- **Data supplied**

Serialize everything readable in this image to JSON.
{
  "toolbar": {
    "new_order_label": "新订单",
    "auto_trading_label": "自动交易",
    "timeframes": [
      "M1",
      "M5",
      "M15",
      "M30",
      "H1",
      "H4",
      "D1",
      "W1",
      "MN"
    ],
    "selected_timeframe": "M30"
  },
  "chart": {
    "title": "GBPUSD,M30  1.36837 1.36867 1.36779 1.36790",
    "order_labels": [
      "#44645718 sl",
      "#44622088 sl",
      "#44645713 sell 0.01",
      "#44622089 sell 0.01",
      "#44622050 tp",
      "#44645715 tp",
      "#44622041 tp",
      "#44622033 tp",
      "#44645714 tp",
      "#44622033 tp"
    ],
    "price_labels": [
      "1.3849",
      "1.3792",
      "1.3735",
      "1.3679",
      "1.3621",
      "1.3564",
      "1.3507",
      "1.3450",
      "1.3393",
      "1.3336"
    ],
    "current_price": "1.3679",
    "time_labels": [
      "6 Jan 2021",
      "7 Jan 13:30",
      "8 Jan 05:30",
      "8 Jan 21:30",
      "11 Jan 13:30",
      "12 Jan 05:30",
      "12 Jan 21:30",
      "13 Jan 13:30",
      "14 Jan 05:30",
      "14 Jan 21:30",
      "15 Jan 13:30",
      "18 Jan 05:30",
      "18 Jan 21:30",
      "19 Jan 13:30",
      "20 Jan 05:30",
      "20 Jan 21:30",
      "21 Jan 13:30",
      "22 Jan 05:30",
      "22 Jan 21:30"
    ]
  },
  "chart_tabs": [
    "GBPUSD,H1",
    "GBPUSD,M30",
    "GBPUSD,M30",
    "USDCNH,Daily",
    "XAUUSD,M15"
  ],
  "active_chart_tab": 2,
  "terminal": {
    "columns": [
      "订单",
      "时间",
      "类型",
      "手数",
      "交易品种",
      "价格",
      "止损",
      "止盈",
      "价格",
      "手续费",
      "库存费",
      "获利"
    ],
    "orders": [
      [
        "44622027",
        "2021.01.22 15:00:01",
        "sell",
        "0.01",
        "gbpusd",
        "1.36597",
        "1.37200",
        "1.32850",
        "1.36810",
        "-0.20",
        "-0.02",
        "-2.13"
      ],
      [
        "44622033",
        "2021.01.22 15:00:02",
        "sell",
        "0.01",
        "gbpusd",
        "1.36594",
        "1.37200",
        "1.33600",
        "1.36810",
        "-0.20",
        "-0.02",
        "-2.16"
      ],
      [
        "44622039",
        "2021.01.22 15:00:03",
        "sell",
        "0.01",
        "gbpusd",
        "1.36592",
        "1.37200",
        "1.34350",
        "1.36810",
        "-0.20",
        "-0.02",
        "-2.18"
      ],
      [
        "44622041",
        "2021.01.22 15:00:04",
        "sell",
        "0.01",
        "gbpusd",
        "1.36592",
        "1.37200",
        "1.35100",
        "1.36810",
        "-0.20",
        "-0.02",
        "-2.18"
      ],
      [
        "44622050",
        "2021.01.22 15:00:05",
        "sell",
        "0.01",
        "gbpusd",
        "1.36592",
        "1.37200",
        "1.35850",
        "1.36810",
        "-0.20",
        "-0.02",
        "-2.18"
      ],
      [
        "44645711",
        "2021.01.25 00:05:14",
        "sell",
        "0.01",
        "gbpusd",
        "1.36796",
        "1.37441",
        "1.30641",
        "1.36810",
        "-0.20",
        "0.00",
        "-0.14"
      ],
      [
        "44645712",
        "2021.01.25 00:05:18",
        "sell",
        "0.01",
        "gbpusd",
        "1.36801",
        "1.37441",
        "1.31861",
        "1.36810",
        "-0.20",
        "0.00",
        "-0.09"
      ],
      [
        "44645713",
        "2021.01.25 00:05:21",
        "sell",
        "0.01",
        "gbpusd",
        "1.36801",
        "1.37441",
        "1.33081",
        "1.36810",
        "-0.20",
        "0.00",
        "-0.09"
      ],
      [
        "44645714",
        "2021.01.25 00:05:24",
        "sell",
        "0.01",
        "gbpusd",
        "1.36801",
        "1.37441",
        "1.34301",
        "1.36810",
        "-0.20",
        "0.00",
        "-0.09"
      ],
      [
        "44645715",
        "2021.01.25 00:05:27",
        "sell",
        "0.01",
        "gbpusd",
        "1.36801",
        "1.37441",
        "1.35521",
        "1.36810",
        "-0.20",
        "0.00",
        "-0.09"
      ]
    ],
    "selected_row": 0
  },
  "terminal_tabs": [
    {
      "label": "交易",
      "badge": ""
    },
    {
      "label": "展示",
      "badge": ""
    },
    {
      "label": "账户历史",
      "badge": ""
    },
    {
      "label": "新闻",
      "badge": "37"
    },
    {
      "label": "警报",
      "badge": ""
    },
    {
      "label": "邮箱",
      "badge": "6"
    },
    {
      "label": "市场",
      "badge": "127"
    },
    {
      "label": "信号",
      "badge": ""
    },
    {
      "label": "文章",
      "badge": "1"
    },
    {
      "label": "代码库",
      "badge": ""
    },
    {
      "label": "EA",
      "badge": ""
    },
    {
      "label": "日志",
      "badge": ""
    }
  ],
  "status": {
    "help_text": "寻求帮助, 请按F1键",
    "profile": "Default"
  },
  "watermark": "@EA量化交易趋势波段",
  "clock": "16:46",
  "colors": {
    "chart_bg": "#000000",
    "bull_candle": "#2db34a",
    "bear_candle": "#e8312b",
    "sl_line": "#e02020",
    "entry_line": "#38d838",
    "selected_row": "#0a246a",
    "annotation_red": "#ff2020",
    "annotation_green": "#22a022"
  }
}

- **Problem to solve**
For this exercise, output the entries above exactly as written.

- **Written solution**
Serialize everything readable in this image to JSON.
{
  "toolbar": {
    "new_order_label": "新订单",
    "auto_trading_label": "自动交易",
    "timeframes": [
      "M1",
      "M5",
      "M15",
      "M30",
      "H1",
      "H4",
      "D1",
      "W1",
      "MN"
    ],
    "selected_timeframe": "M30"
  },
  "chart": {
    "title": "GBPUSD,M30  1.36837 1.36867 1.36779 1.36790",
    "order_labels": [
      "#44645718 sl",
      "#44622088 sl",
      "#44645713 sell 0.01",
      "#44622089 sell 0.01",
      "#44622050 tp",
      "#44645715 tp",
      "#44622041 tp",
      "#44622033 tp",
      "#44645714 tp",
      "#44622033 tp"
    ],
    "price_labels": [
      "1.3849",
      "1.3792",
      "1.3735",
      "1.3679",
      "1.3621",
      "1.3564",
      "1.3507",
      "1.3450",
      "1.3393",
      "1.3336"
    ],
    "current_price": "1.3679",
    "time_labels": [
      "6 Jan 2021",
      "7 Jan 13:30",
      "8 Jan 05:30",
      "8 Jan 21:30",
      "11 Jan 13:30",
      "12 Jan 05:30",
      "12 Jan 21:30",
      "13 Jan 13:30",
      "14 Jan 05:30",
      "14 Jan 21:30",
      "15 Jan 13:30",
      "18 Jan 05:30",
      "18 Jan 21:30",
      "19 Jan 13:30",
      "20 Jan 05:30",
      "20 Jan 21:30",
      "21 Jan 13:30",
      "22 Jan 05:30",
      "22 Jan 21:30"
    ]
  },
  "chart_tabs": [
    "GBPUSD,H1",
    "GBPUSD,M30",
    "GBPUSD,M30",
    "USDCNH,Daily",
    "XAUUSD,M15"
  ],
  "active_chart_tab": 2,
  "terminal": {
    "columns": [
      "订单",
      "时间",
      "类型",
      "手数",
      "交易品种",
      "价格",
      "止损",
      "止盈",
      "价格",
      "手续费",
      "库存费",
      "获利"
    ],
    "orders": [
      [
        "44622027",
        "2021.01.22 15:00:01",
        "sell",
        "0.01",
        "gbpusd",
        "1.36597",
        "1.37200",
        "1.32850",
        "1.36810",
        "-0.20",
        "-0.02",
        "-2.13"
      ],
      [
        "44622033",
        "2021.01.22 15:00:02",
        "sell",
        "0.01",
        "gbpusd",
        "1.36594",
        "1.37200",
        "1.33600",
        "1.36810",
        "-0.20",
        "-0.02",
        "-2.16"
      ],
      [
        "44622039",
        "2021.01.22 15:00:03",
        "sell",
        "0.01",
        "gbpusd",
        "1.36592",
        "1.37200",
        "1.34350",
        "1.36810",
        "-0.20",
        "-0.02",
        "-2.18"
      ],
      [
        "44622041",
        "2021.01.22 15:00:04",
        "sell",
        "0.01",
        "gbpusd",
        "1.36592",
        "1.37200",
        "1.35100",
        "1.36810",
        "-0.20",
        "-0.02",
        "-2.18"
      ],
      [
        "44622050",
        "2021.01.22 15:00:05",
        "sell",
        "0.01",
        "gbpusd",
        "1.36592",
        "1.37200",
        "1.35850",
        "1.36810",
        "-0.20",
        "-0.02",
        "-2.18"
      ],
      [
        "44645711",
        "2021.01.25 00:05:14",
        "sell",
        "0.01",
        "gbpusd",
        "1.36796",
        "1.37441",
        "1.30641",
        "1.36810",
        "-0.20",
        "0.00",
        "-0.14"
      ],
      [
        "44645712",
        "2021.01.25 00:05:18",
        "sell",
        "0.01",
        "gbpusd",
        "1.36801",
        "1.37441",
        "1.31861",
        "1.36810",
        "-0.20",
        "0.00",
        "-0.09"
      ],
      [
        "44645713",
        "2021.01.25 00:05:21",
        "sell",
        "0.01",
        "gbpusd",
        "1.36801",
        "1.37441",
        "1.33081",
        "1.36810",
        "-0.20",
        "0.00",
        "-0.09"
      ],
      [
        "44645714",
        "2021.01.25 00:05:24",
        "sell",
        "0.01",
        "gbpusd",
        "1.36801",
        "1.37441",
        "1.34301",
        "1.36810",
        "-0.20",
        "0.00",
        "-0.09"
      ],
      [
        "44645715",
        "2021.01.25 00:05:27",
        "sell",
        "0.01",
        "gbpusd",
        "1.36801",
        "1.37441",
        "1.35521",
        "1.36810",
        "-0.20",
        "0.00",
        "-0.09"
      ]
    ],
    "selected_row": 0
  },
  "terminal_tabs": [
    {
      "label": "交易",
      "badge": ""
    },
    {
      "label": "展示",
      "badge": ""
    },
    {
      "label": "账户历史",
      "badge": ""
    },
    {
      "label": "新闻",
      "badge": "37"
    },
    {
      "label": "警报",
      "badge": ""
    },
    {
      "label": "邮箱",
      "badge": "6"
    },
    {
      "label": "市场",
      "badge": "127"
    },
    {
      "label": "信号",
      "badge": ""
    },
    {
      "label": "文章",
      "badge": "1"
    },
    {
      "label": "代码库",
      "badge": ""
    },
    {
      "label": "EA",
      "badge": ""
    },
    {
      "label": "日志",
      "badge": ""
    }
  ],
  "status": {
    "help_text": "寻求帮助, 请按F1键",
    "profile": "Default"
  },
  "watermark": "@EA量化交易趋势波段",
  "clock": "16:46",
  "colors": {
    "chart_bg": "#000000",
    "bull_candle": "#2db34a",
    "bear_candle": "#e8312b",
    "sl_line": "#e02020",
    "entry_line": "#38d838",
    "selected_row": "#0a246a",
    "annotation_red": "#ff2020",
    "annotation_green": "#22a022"
  }
}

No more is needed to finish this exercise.